Aim of the exercise:
Output the records exactly, every one of them.

Data extract:
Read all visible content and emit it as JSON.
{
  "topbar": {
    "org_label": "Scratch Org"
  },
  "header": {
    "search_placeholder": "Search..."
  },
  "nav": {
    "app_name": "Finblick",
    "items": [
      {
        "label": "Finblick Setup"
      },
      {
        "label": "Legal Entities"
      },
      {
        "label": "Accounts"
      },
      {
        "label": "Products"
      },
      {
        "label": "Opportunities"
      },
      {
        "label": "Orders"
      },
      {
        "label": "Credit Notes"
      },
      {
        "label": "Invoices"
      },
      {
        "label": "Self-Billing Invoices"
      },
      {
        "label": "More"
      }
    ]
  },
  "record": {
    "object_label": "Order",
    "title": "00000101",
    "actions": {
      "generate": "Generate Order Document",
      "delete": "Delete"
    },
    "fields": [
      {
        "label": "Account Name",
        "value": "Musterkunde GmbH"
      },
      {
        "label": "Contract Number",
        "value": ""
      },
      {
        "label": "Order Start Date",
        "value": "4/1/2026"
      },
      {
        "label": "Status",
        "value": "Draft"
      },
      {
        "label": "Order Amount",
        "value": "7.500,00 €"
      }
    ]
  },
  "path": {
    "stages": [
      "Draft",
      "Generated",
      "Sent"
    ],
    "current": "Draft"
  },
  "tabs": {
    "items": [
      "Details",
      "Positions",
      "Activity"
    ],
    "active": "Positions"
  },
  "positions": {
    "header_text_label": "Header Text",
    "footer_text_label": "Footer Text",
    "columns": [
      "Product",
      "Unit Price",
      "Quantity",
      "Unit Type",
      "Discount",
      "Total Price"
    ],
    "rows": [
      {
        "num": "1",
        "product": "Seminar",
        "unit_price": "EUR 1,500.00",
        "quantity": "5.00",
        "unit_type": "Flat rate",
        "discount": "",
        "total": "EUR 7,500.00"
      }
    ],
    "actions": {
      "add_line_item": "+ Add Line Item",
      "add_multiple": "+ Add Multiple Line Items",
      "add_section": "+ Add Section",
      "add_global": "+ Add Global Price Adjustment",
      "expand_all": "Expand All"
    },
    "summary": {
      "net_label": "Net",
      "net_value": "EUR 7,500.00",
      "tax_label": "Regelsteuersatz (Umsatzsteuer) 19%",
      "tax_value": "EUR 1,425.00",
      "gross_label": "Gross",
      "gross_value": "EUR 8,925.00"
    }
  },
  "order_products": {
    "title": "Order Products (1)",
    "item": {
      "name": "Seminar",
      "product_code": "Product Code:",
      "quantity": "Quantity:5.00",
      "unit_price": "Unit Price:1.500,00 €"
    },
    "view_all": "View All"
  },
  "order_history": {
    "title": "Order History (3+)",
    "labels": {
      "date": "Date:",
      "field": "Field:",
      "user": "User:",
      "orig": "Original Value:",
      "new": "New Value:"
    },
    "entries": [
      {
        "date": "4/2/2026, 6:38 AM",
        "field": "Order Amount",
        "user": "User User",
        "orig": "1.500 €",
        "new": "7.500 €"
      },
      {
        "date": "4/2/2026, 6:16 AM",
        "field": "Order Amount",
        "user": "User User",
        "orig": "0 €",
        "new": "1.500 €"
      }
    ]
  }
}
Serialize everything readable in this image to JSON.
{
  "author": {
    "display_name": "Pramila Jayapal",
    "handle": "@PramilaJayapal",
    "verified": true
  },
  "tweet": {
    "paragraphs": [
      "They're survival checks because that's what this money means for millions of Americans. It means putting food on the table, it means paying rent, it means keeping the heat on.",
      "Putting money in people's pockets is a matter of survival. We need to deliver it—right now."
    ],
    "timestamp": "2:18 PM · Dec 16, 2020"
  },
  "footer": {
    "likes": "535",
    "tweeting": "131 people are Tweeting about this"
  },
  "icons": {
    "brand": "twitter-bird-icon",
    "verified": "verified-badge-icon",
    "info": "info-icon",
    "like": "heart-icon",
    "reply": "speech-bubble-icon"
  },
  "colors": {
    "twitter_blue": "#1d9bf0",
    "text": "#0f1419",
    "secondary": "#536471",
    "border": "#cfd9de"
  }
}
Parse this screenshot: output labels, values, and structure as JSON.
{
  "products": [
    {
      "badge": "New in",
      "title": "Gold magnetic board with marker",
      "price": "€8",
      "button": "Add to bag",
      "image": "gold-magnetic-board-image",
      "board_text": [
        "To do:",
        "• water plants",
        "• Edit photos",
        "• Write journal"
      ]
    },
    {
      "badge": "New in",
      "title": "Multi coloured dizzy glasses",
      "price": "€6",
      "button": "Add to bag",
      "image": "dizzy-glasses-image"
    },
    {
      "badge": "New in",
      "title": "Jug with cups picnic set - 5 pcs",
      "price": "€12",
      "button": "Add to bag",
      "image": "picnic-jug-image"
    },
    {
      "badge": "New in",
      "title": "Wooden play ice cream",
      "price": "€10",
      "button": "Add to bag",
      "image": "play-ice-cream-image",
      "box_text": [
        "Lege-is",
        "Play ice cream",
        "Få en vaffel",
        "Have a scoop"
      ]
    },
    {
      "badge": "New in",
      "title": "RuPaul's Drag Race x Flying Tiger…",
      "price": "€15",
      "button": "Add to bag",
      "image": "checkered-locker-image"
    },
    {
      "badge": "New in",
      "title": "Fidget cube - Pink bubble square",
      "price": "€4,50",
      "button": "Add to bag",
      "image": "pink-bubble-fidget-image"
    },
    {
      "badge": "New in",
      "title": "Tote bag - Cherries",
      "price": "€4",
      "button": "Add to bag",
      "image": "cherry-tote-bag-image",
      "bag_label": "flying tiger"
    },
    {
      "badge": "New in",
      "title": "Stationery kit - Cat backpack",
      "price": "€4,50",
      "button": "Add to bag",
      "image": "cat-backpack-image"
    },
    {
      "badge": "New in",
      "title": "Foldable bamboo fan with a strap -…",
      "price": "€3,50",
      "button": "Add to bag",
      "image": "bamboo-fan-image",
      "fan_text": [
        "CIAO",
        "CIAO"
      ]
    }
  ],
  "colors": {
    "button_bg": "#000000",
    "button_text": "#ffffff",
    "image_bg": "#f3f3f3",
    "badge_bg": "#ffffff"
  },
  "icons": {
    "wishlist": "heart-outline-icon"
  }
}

Written solution:
Read all visible content and emit it as JSON.
{
  "topbar": {
    "org_label": "Scratch Org"
  },
  "header": {
    "search_placeholder": "Search..."
  },
  "nav": {
    "app_name": "Finblick",
    "items": [
      {
        "label": "Finblick Setup"
      },
      {
        "label": "Legal Entities"
      },
      {
        "label": "Accounts"
      },
      {
        "label": "Products"
      },
      {
        "label": "Opportunities"
      },
      {
        "label": "Orders"
      },
      {
        "label": "Credit Notes"
      },
      {
        "label": "Invoices"
      },
      {
        "label": "Self-Billing Invoices"
      },
      {
        "label": "More"
      }
    ]
  },
  "record": {
    "object_label": "Order",
    "title": "00000101",
    "actions": {
      "generate": "Generate Order Document",
      "delete": "Delete"
    },
    "fields": [
      {
        "label": "Account Name",
        "value": "Musterkunde GmbH"
      },
      {
        "label": "Contract Number",
        "value": ""
      },
      {
        "label": "Order Start Date",
        "value": "4/1/2026"
      },
      {
        "label": "Status",
        "value": "Draft"
      },
      {
        "label": "Order Amount",
        "value": "7.500,00 €"
      }
    ]
  },
  "path": {
    "stages": [
      "Draft",
      "Generated",
      "Sent"
    ],
    "current": "Draft"
  },
  "tabs": {
    "items": [
      "Details",
      "Positions",
      "Activity"
    ],
    "active": "Positions"
  },
  "positions": {
    "header_text_label": "Header Text",
    "footer_text_label": "Footer Text",
    "columns": [
      "Product",
      "Unit Price",
      "Quantity",
      "Unit Type",
      "Discount",
      "Total Price"
    ],
    "rows": [
      {
        "num": "1",
        "product": "Seminar",
        "unit_price": "EUR 1,500.00",
        "quantity": "5.00",
        "unit_type": "Flat rate",
        "discount": "",
        "total": "EUR 7,500.00"
      }
    ],
    "actions": {
      "add_line_item": "+ Add Line Item",
      "add_multiple": "+ Add Multiple Line Items",
      "add_section": "+ Add Section",
      "add_global": "+ Add Global Price Adjustment",
      "expand_all": "Expand All"
    },
    "summary": {
      "net_label": "Net",
      "net_value": "EUR 7,500.00",
      "tax_label": "Regelsteuersatz (Umsatzsteuer) 19%",
      "tax_value": "EUR 1,425.00",
      "gross_label": "Gross",
      "gross_value": "EUR 8,925.00"
    }
  },
  "order_products": {
    "title": "Order Products (1)",
    "item": {
      "name": "Seminar",
      "product_code": "Product Code:",
      "quantity": "Quantity:5.00",
      "unit_price": "Unit Price:1.500,00 €"
    },
    "view_all": "View All"
  },
  "order_history": {
    "title": "Order History (3+)",
    "labels": {
      "date": "Date:",
      "field": "Field:",
      "user": "User:",
      "orig": "Original Value:",
      "new": "New Value:"
    },
    "entries": [
      {
        "date": "4/2/2026, 6:38 AM",
        "field": "Order Amount",
        "user": "User User",
        "orig": "1.500 €",
        "new": "7.500 €"
      },
      {
        "date": "4/2/2026, 6:16 AM",
        "field": "Order Amount",
        "user": "User User",
        "orig": "0 €",
        "new": "1.500 €"
      }
    ]
  }
}
Serialize everything readable in this image to JSON.
{
  "author": {
    "display_name": "Pramila Jayapal",
    "handle": "@PramilaJayapal",
    "verified": true
  },
  "tweet": {
    "paragraphs": [
      "They're survival checks because that's what this money means for millions of Americans. It means putting food on the table, it means paying rent, it means keeping the heat on.",
      "Putting money in people's pockets is a matter of survival. We need to deliver it—right now."
    ],
    "timestamp": "2:18 PM · Dec 16, 2020"
  },
  "footer": {
    "likes": "535",
    "tweeting": "131 people are Tweeting about this"
  },
  "icons": {
    "brand": "twitter-bird-icon",
    "verified": "verified-badge-icon",
    "info": "info-icon",
    "like": "heart-icon",
    "reply": "speech-bubble-icon"
  },
  "colors": {
    "twitter_blue": "#1d9bf0",
    "text": "#0f1419",
    "secondary": "#536471",
    "border": "#cfd9de"
  }
}
Parse this screenshot: output labels, values, and structure as JSON.
{
  "products": [
    {
      "badge": "New in",
      "title": "Gold magnetic board with marker",
      "price": "€8",
      "button": "Add to bag",
      "image": "gold-magnetic-board-image",
      "board_text": [
        "To do:",
        "• water plants",
        "• Edit photos",
        "• Write journal"
      ]
    },
    {
      "badge": "New in",
      "title": "Multi coloured dizzy glasses",
      "price": "€6",
      "button": "Add to bag",
      "image": "dizzy-glasses-image"
    },
    {
      "badge": "New in",
      "title": "Jug with cups picnic set - 5 pcs",
      "price": "€12",
      "button": "Add to bag",
      "image": "picnic-jug-image"
    },
    {
      "badge": "New in",
      "title": "Wooden play ice cream",
      "price": "€10",
      "button": "Add to bag",
      "image": "play-ice-cream-image",
      "box_text": [
        "Lege-is",
        "Play ice cream",
        "Få en vaffel",
        "Have a scoop"
      ]
    },
    {
      "badge": "New in",
      "title": "RuPaul's Drag Race x Flying Tiger…",
      "price": "€15",
      "button": "Add to bag",
      "image": "checkered-locker-image"
    },
    {
      "badge": "New in",
      "title": "Fidget cube - Pink bubble square",
      "price": "€4,50",
      "button": "Add to bag",
      "image": "pink-bubble-fidget-image"
    },
    {
      "badge": "New in",
      "title": "Tote bag - Cherries",
      "price": "€4",
      "button": "Add to bag",
      "image": "cherry-tote-bag-image",
      "bag_label": "flying tiger"
    },
    {
      "badge": "New in",
      "title": "Stationery kit - Cat backpack",
      "price": "€4,50",
      "button": "Add to bag",
      "image": "cat-backpack-image"
    },
    {
      "badge": "New in",
      "title": "Foldable bamboo fan with a strap -…",
      "price": "€3,50",
      "button": "Add to bag",
      "image": "bamboo-fan-image",
      "fan_text": [
        "CIAO",
        "CIAO"
      ]
    }
  ],
  "colors": {
    "button_bg": "#000000",
    "button_text": "#ffffff",
    "image_bg": "#f3f3f3",
    "badge_bg": "#ffffff"
  },
  "icons": {
    "wishlist": "heart-outline-icon"
  }
}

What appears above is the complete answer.